Everyday I see the support our wounded warriors receive because of their selfless sacrifice to our country. I think this is amazing and really think that there should be a lot more! I don't however see much support for the spouses, except for the support we give one another and the couple of organizations there for them like Operation Homefront's Wounded Warrior Wives. I am here to tell you that the spouses and families of these heroes are towing the line every single day. They are sacrificing enormous amounts to love and support their wounded warrior who is generally seen as a hero. Well in this spouse's eyes, the family members are heroes too. They deserve just as much support and respect as the wounded warrior receives. Many of us have given up so much of our own needs, dreams, and careers, in order to take care of our wounded warrior. Why then, are we the bad guys when anything goes wrong? Is it because we are the one not injured? Or, is it because we didn't sacrifice for our nation? Is it because we are not a hero protecting our freedoms? Well, I can tell you this for sure. If it weren't for the love and support from the families at home, these soldiers would not be able to do what they do for our country. Therefore, soldiers and their families should be given the same respect and support they all deserve.

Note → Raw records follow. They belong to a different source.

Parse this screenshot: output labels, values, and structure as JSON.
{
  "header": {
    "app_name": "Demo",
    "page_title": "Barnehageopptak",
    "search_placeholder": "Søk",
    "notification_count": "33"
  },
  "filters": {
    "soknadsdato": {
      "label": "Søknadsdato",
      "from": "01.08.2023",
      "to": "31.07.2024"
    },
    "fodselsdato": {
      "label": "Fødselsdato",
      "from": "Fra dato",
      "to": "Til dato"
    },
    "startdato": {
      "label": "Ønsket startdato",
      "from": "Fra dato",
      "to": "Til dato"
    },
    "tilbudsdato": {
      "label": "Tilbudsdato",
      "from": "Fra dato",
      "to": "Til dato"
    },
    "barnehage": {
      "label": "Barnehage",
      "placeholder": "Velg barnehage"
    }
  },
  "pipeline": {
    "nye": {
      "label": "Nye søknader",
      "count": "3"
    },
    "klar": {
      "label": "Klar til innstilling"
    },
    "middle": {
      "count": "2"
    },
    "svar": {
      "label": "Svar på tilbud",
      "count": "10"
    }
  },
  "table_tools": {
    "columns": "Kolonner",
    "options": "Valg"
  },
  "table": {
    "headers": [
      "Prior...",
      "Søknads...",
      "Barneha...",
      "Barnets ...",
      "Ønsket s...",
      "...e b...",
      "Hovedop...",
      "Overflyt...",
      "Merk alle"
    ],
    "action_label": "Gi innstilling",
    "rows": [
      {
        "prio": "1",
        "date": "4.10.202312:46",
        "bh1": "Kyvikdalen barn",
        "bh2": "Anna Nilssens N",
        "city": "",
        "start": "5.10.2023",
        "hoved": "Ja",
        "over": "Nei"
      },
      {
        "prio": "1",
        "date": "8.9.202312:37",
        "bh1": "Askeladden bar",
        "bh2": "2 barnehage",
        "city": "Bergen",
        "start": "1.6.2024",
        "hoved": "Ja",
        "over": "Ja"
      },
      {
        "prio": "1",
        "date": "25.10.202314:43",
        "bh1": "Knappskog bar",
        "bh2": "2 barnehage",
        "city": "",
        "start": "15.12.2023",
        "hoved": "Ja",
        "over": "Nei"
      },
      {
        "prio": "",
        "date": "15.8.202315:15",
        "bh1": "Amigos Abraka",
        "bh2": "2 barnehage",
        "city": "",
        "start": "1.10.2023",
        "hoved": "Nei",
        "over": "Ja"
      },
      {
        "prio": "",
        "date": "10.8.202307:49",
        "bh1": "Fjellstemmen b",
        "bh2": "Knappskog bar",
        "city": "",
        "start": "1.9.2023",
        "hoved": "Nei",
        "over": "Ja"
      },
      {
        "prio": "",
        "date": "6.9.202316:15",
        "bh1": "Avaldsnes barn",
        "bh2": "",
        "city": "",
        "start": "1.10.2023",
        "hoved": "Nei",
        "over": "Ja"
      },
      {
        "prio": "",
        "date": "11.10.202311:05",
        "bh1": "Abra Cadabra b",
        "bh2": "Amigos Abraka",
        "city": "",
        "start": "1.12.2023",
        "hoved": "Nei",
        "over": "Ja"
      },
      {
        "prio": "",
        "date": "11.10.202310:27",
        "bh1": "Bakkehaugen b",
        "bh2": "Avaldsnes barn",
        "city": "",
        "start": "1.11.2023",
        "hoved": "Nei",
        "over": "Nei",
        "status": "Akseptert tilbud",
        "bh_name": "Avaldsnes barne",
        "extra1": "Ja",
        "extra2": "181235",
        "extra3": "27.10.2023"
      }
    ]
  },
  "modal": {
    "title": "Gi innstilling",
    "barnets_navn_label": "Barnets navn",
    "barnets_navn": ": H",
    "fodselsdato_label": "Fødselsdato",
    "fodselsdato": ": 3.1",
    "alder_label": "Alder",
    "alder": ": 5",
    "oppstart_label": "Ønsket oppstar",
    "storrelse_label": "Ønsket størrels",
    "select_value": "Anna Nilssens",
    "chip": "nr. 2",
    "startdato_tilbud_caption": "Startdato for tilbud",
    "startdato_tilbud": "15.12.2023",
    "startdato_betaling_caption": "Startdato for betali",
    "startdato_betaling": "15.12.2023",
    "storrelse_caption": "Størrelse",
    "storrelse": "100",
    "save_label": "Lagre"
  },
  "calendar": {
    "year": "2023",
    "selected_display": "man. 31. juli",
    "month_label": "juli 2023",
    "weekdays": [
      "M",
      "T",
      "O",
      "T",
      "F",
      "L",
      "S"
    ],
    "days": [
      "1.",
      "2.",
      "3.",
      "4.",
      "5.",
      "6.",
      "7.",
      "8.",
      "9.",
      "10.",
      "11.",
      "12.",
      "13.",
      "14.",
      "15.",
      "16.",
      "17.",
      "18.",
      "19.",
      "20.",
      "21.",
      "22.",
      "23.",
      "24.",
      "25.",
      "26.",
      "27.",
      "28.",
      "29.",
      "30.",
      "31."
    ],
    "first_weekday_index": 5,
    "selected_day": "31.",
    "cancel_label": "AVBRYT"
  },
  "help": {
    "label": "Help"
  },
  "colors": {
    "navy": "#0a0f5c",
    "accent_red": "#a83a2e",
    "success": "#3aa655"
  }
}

Personally, I have felt this judgement from some of the people at the program my husband is currently at. The 20th of this month will make his 4 month anniversary there and up until last week, I had not received one bit of communication from anyone there other than my husband. (And that communication was simply a phone call to my cell phone when his counselor wanted to have a marriage counseling session right then, on the phone, with no consideration as to what I had going on.) I understand that they want him to regain his independence, and so do I. I understand that for this to happen he has to really step up to the plate and I have to let him. However, I don't think this justifies no communication for the spouse who has been there for him 24/7 for the last 3 years! I felt it when I was there helping him settle in but I just couldn't exactly put my finger on what it was. Well, I figured it out. They really have become very jaded when it comes to spouses. I recently had a conversation with a volunteer there whom we have become very good friends with and she shed some light on it for me. She explained that it is very seldom that they have a guy come through with a supportive wife. If they are still married, they rarely have a spouse who is still there for the right reasons. Therefore, they really do not communicate with anyone other than the wounded warrior. However, they do offer counseling for couples and families, but other than this it really is all on the warrior to convey anything.
Because of this jaded perspective on spouses, I have felt the stigma. I must say that it is not a good feeling and it really makes me feel for those spouses who have made the difficult decision that in order to take care of themselves, they could not stay in their marriage. After all, anyone who knows anything about being a caregiver knows that in order to be a caregiver, we must first take care of ourselves. Please then, do not judge those who have to leave a marriage in order to do this. It's not an easy decision either way, and neither choice deserves judgement. Or, if a spouse is simply venting about their husband/wife, do not just assume that it must be the spouse's fault and never the fault of the veteran. As with all of life, it is still a two way street!